Stored data entries:
● ● ● ●
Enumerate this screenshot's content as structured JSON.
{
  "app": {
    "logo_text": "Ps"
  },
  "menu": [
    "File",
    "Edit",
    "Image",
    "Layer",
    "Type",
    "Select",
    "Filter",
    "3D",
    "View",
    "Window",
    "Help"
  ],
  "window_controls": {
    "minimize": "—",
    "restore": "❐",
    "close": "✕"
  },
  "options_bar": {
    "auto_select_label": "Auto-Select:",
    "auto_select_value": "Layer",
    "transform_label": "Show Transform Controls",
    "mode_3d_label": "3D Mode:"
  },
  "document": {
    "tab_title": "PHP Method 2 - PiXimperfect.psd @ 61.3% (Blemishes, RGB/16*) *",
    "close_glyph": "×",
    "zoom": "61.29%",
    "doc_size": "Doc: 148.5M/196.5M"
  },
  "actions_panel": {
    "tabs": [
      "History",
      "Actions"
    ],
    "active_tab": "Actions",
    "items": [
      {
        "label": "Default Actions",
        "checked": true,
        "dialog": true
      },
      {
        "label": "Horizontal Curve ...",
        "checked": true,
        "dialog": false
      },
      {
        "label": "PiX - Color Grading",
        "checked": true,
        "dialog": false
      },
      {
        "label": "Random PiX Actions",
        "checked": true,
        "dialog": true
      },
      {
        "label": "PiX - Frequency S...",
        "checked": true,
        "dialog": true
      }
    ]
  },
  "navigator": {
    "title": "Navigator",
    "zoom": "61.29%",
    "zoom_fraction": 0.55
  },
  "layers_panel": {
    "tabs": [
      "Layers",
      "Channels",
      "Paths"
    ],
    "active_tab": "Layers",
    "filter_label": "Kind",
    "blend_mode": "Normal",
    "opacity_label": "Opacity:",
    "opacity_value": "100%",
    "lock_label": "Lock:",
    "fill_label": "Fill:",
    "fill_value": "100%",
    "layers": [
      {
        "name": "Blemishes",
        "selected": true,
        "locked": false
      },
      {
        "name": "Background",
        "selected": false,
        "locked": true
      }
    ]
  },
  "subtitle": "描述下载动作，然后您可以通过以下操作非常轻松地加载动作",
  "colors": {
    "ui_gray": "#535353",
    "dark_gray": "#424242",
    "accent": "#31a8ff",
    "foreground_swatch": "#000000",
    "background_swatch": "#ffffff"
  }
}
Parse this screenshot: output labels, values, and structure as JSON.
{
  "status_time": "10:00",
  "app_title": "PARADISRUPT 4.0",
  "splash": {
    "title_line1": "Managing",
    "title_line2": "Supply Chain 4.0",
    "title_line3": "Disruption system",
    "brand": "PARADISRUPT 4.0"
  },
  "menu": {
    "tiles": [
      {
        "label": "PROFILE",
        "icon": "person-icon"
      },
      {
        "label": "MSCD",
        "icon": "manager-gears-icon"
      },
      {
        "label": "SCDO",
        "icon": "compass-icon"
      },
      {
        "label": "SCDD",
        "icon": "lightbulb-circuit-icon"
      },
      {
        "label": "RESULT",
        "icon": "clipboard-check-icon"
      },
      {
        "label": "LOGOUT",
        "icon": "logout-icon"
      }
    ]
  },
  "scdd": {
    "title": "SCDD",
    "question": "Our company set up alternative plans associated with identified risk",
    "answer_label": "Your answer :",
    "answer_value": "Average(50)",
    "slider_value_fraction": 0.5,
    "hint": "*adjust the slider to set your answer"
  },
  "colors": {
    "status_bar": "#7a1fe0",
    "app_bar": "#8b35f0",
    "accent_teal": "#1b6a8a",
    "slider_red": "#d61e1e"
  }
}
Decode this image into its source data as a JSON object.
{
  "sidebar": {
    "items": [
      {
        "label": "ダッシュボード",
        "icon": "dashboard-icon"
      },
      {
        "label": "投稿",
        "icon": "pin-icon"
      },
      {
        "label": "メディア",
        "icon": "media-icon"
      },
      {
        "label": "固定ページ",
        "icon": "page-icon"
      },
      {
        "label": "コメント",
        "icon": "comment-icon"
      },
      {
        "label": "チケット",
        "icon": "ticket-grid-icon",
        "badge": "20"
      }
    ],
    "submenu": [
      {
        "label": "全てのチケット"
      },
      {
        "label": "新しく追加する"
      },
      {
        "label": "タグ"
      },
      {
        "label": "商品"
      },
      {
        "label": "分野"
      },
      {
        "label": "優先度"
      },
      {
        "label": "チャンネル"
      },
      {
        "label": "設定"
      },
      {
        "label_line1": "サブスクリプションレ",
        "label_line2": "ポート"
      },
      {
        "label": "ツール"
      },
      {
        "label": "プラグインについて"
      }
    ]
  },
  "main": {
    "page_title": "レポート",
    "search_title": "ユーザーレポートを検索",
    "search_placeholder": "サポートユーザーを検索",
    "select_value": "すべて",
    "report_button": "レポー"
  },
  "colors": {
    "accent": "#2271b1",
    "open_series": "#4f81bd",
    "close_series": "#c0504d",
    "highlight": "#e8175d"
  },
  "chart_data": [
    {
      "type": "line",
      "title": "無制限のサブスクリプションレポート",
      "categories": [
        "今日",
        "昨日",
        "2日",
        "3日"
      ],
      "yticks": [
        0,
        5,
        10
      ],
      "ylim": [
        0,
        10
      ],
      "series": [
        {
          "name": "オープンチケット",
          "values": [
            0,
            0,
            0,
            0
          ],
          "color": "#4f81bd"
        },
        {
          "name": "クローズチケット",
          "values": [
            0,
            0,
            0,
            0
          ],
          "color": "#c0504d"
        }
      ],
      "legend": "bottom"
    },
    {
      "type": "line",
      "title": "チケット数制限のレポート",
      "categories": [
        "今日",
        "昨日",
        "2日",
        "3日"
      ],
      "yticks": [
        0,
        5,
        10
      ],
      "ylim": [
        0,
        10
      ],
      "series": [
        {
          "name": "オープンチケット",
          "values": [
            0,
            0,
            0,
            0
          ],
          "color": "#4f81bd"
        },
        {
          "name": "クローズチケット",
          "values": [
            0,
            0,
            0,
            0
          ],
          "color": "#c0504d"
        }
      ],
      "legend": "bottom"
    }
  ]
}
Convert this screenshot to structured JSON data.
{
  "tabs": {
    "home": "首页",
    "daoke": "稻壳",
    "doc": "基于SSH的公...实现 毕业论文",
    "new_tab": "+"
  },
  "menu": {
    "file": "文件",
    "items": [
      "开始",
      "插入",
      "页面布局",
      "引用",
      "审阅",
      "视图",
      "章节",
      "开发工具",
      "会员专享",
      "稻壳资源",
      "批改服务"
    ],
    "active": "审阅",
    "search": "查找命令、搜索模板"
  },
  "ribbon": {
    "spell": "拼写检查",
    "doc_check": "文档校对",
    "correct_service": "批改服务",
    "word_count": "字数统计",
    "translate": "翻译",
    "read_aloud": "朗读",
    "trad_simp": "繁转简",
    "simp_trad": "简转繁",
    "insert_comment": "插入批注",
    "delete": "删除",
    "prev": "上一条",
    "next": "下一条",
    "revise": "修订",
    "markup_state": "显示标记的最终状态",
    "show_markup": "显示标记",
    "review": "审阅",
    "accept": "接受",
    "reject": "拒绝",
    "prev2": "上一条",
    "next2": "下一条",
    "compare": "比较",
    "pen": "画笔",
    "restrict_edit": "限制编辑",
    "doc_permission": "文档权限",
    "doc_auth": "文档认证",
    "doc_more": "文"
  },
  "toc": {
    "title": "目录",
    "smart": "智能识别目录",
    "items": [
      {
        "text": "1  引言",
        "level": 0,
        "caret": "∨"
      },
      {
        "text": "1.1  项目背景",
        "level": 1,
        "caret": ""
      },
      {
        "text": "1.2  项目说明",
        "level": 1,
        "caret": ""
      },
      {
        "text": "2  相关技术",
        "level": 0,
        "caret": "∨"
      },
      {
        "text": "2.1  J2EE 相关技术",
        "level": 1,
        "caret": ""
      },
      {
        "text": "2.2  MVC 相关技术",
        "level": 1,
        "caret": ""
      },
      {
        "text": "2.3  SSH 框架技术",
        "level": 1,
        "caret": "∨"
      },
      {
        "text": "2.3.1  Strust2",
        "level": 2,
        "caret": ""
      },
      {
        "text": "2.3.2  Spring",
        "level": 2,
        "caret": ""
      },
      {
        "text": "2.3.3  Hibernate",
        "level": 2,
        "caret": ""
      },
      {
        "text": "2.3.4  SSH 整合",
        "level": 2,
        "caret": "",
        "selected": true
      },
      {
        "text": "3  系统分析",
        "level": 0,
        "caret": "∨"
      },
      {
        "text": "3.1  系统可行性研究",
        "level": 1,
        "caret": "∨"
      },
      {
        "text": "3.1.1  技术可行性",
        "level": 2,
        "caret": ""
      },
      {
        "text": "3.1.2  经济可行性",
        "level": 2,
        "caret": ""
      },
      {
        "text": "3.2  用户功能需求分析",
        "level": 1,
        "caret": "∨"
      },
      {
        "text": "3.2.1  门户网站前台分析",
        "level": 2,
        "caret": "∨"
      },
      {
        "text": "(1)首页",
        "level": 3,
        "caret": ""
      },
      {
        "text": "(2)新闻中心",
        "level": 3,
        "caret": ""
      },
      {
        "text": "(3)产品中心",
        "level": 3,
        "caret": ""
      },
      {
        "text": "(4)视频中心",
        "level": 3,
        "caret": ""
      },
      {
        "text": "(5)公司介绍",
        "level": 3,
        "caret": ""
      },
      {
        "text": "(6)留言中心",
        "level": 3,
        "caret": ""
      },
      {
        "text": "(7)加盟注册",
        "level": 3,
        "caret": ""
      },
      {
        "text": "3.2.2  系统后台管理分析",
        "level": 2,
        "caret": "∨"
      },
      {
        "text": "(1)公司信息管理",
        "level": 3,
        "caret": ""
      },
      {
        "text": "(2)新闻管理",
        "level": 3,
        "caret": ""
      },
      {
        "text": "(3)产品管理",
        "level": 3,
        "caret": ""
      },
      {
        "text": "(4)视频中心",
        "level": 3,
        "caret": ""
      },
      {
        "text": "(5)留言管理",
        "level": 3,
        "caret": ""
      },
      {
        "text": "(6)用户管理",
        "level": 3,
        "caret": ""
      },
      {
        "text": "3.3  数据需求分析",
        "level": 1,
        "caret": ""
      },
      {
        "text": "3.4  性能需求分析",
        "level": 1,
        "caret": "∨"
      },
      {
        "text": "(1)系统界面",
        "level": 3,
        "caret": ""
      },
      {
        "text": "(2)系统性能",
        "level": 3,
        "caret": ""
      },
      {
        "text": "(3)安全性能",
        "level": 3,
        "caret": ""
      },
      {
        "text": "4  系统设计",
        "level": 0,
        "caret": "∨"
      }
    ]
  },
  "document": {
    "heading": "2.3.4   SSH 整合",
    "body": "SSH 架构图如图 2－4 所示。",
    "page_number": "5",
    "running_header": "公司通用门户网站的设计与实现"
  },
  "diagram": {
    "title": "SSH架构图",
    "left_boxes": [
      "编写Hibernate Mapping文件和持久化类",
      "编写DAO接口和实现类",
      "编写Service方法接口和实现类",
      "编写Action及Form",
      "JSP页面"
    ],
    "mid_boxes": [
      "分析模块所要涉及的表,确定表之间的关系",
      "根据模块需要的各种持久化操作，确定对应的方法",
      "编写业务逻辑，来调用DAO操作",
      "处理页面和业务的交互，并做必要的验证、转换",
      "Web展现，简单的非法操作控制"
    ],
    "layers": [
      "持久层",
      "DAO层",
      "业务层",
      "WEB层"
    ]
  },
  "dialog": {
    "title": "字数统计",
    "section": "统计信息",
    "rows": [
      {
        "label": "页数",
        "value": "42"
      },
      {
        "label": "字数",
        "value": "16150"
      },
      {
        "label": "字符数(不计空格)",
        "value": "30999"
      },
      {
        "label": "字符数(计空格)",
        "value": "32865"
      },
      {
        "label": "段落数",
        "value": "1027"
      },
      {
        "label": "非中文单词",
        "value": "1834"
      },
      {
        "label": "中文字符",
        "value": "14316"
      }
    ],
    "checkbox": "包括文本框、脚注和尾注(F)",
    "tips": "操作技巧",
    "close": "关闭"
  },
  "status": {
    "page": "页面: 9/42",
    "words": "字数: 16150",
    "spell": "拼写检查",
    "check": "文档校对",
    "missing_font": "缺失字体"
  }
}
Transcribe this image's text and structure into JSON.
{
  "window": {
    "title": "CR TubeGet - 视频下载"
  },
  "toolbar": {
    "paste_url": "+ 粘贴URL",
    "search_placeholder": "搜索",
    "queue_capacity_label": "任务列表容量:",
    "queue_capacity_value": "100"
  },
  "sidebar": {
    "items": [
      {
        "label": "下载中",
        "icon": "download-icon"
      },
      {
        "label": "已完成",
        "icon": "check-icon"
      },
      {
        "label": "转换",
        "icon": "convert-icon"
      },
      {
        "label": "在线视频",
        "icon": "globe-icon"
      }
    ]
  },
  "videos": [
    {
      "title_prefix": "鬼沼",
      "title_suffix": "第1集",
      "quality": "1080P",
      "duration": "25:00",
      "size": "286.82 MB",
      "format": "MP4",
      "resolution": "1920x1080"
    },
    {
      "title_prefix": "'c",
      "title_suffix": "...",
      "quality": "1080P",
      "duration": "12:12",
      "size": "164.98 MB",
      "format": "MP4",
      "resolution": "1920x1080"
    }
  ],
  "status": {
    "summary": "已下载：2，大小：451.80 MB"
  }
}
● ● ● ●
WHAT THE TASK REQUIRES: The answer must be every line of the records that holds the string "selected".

EXERCISE RESULT:
        "selected": true,
        "selected": false,
        "selected": true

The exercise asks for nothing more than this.